Manchester United have made it very easy to be pessimistic about anything emerging from Old Trafford. Almost a decade of mis-management has made it the instinct of anyone with even a casual relationship with reality to be sceptical about the Red Devils’ prospects, despite the dawn of the latest of many new eras.
It has not been a smooth start for Erik ten Hag. The new manager hasn’t personally put a foot wrong, but those around and above him appear to be struggling to equip the Dutchman with the tools he needs for a mammoth rebuild.
The concern many supporters hold over the absence of any recruitment whatsoever so far this summer is fair. In a perfect world – which we all know Carrington exists outside – Ten Hag would like to have been joined on his induction day by some new faces when the first glut of players returned for pre-season on Monday.
But let us briefly fight that natural cynicism and ponder whether the picture right now at United might be as rosy at it could reasonably be.
Firstly, Ten Hag’s presence offers an immediate lift. Even before he’d got on the grass (trimmed to his exact specifications), the prospect of what impact a proper coach – of the like United haven’t had for a weirdly long time – might have on an undeniably talented group of players is reason enough to conjure up some optimism where little remained.

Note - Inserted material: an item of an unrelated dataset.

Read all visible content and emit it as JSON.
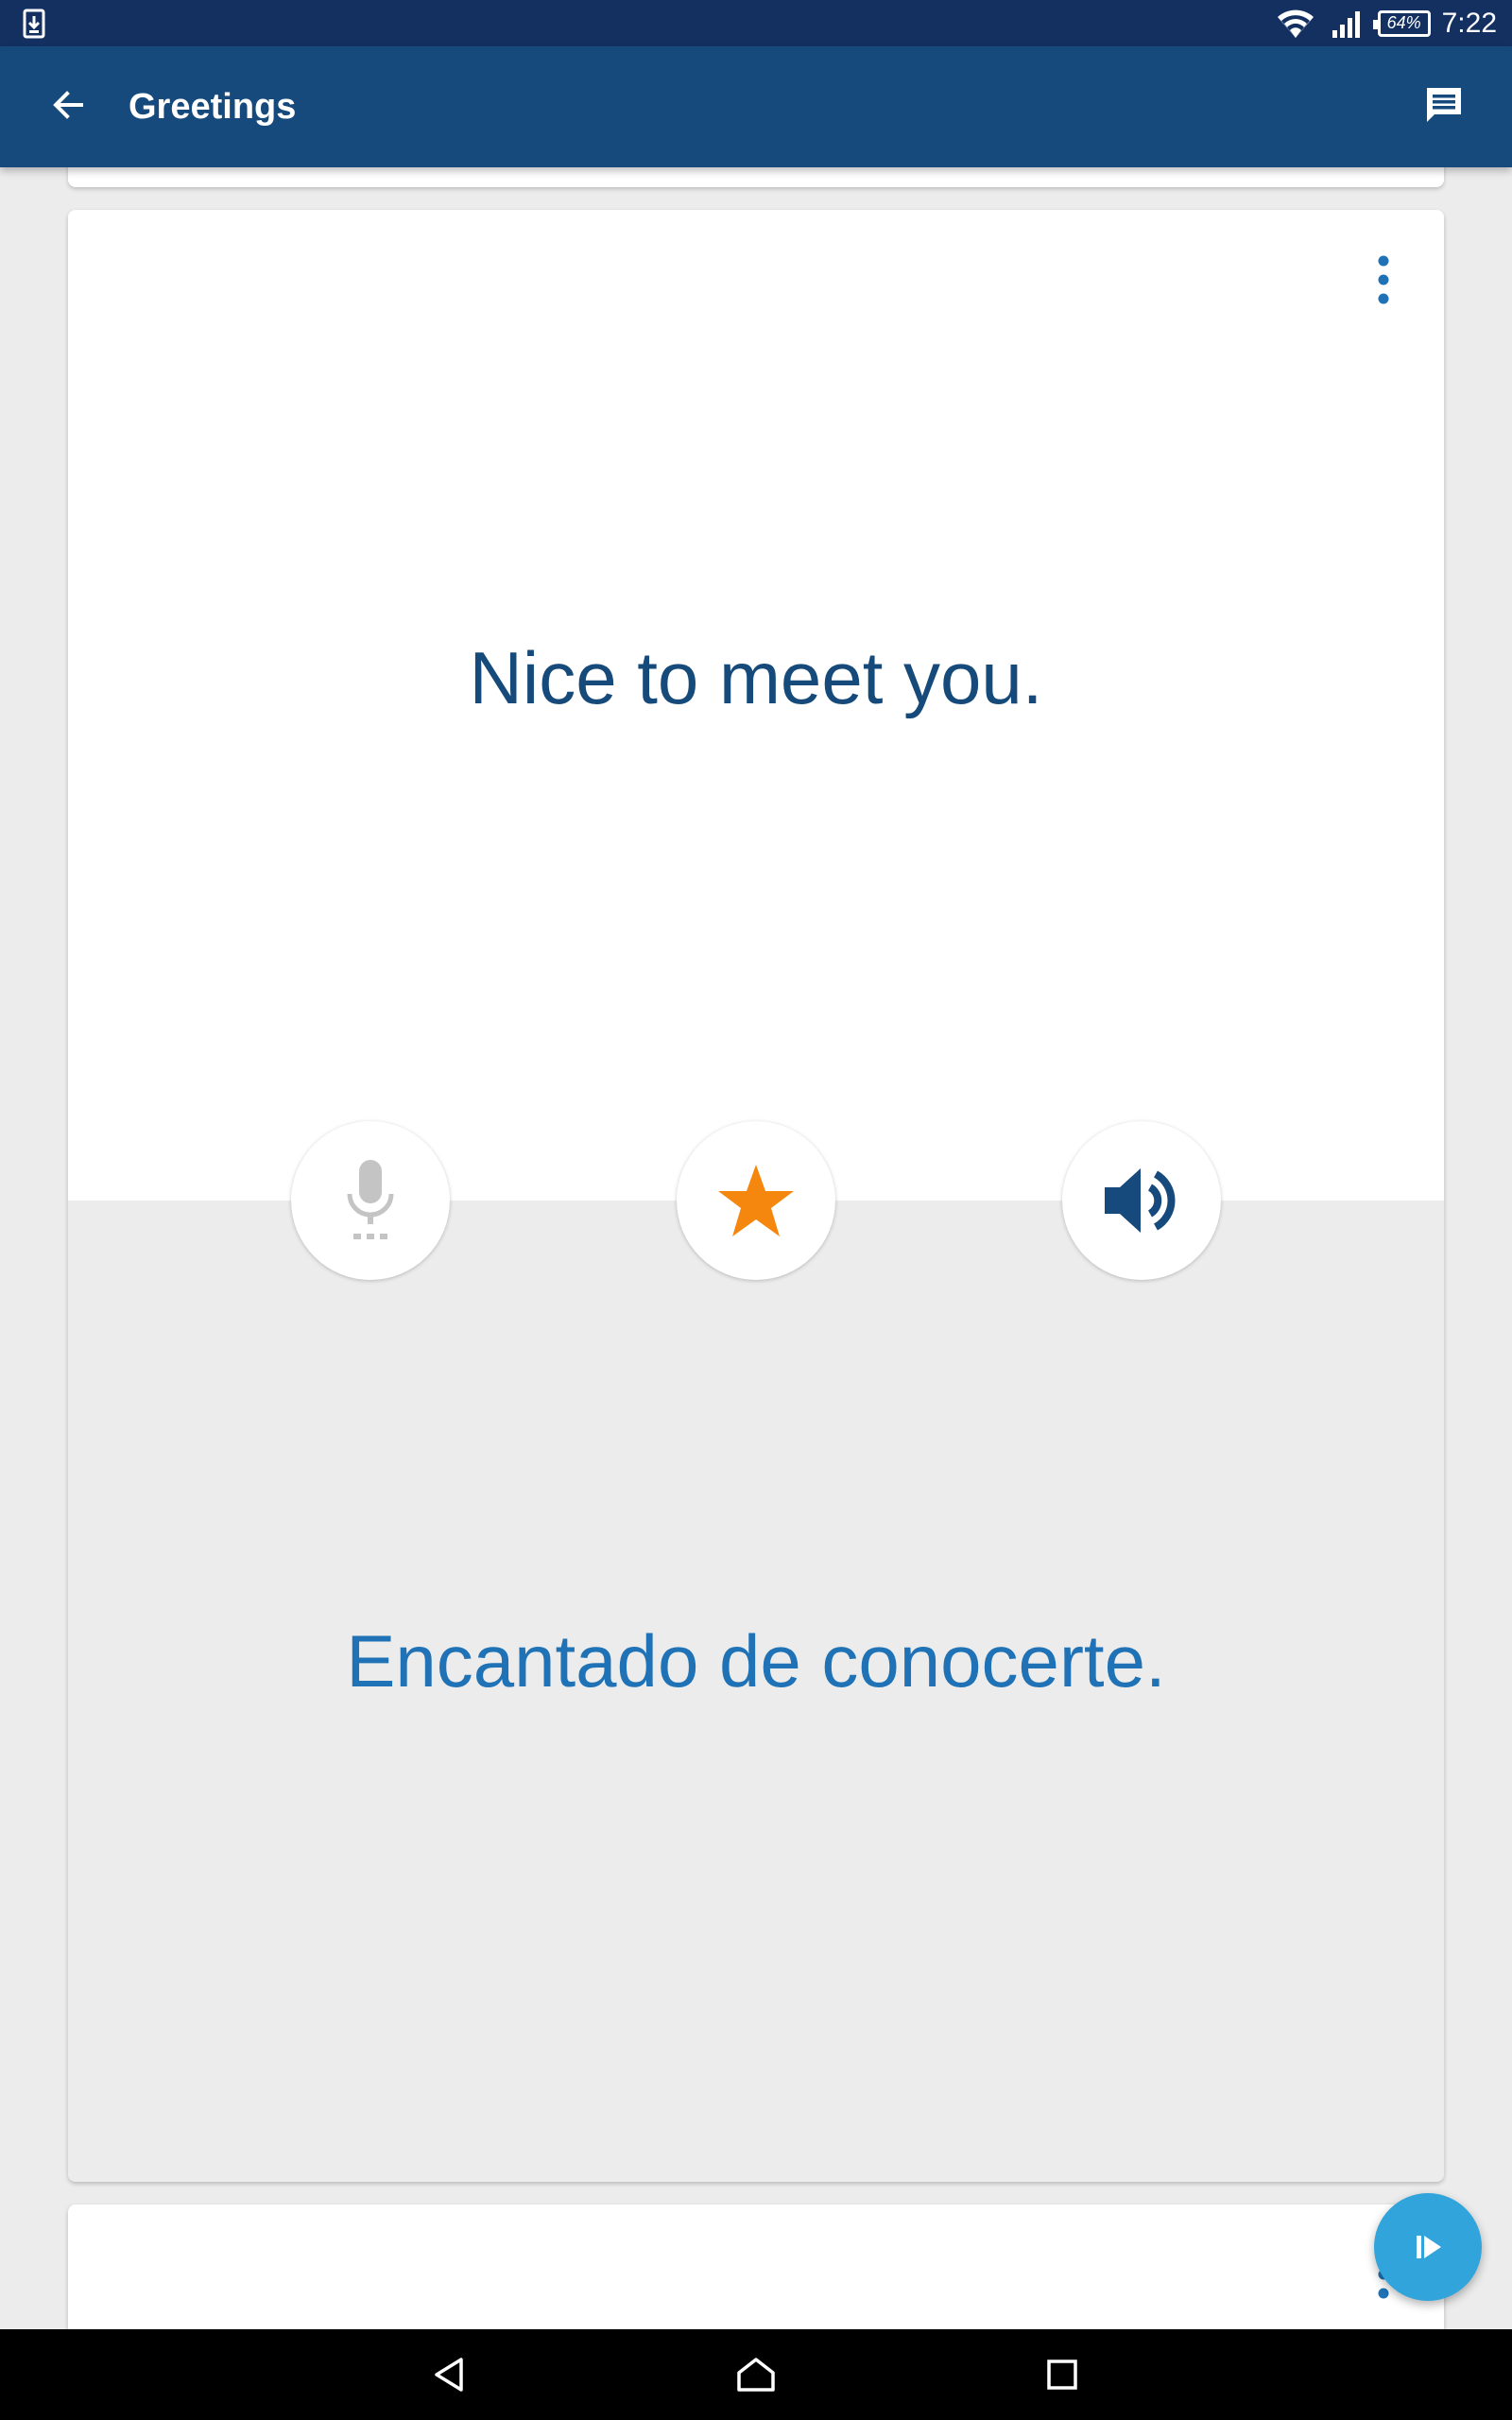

For the players who have moaned about the level of guidance and intensity of their workouts under the last two managers, the sight of Ten Hag putting down the cones is welcome indeed. The squads of recent seasons would be European champions if titles were won on excuses but their performances, certainly in comparison to their rivals, lends credence to their claims that they were not being pushed hard enough on the training ground. No taskmaster would have tolerated those performances.
From what we know of Ten Hag, the culture of excuses and blame-shifting will have been banished upon the sweet release of the final whistle of last season. That cannot have escaped even this squad, with its collective and selective deafness. Some of the bad apples have gone, but some undoubtedly will remain. Ten Hag will be watching them more closely than the last couple of managers, who tended to leave the day-to-day coaching to their assistants. That isn’t to say that Ten Hag won’t delegate, but the new boss will doubtless be keeping the United squad on a much tighter rein. They need it.
Regardless of whatever improvement Ten Hag’s tuition will tease from United’s individuals and units, the squad absolutely needs strengthening. Ralf Rangnick advised eight to 10 recruits, a recommendation that came long after anyone at the club had stopped listening to him. But he probably had a point.
Recruitment on such a scale was never a realistic possibility, even if Ten Hag had agreed with his interim predecessor. United’s hierarchy, like many clubs, have never demonstrated an aptitude for multi-tasking and there seems to be a Frenkie-first approach to this summer’s shopping. We can criticise United for struggling to get that deal done – we have on multiple occasions, and probably will do again – but at least their focus on the Dutchman indicates that United are listening to the manager when it comes to determining their targets. In previous years, United would be throwing money at the likes of Ousmane Dembele and Paulo Dybala just to get a name through the door and on the back of £70 replica shirts.
Similarly, that United’s scouting network seems to stretch no further than the city limits of Amsterdam doesn’t have to be seen as failure. Ten Hag has clearly analysed the squad and recognises the scale of the job to bring them up to the level he wants, playing a style he wants. Shopping for players he knows will fit his criteria is just common sense, certainly in the immediate term, since a swift and tangible improvement is expected this season.
That can also be true while saying that expectations have rarely been lower. The bar for this season is what? Fourth place and an identifiable style of football? No recent United season has begun with qualifying for the Champions League viewed as a success by anyone not carrying the Glazer gene. With no real demand – yet – to keep pace with the likes of Liverpool and Manchester City, Ten Hag has time to get his message across to the players he has inherited and to add those he wants.
The teams Ten Hag needs to stay in touch with are not Liverpool and City but Chelsea, Arsenal and Tottenham. And perhaps Spurs simultaneously prompt the most concern yet reasons for optimism.
They were in a similar rut, perhaps not so deep, as United before Antonio Conte came in. The Italian showed what difference a top-class coach can make, even if the group of players is not to his particular taste. Now he has his feet under the table in north London after achieving that all-important fourth-place finish, Spurs are acting decisively, with an almost unsettling amount of competency, to bring in the players he prefers.
So on July 1, when the horror of the last campaign officially becomes ‘last season’ and the next one ‘this season’, United fans can allow themselves some flutters of positivity that this will indeed be a fresh start. As fresh as any could possibly be under the current ownership.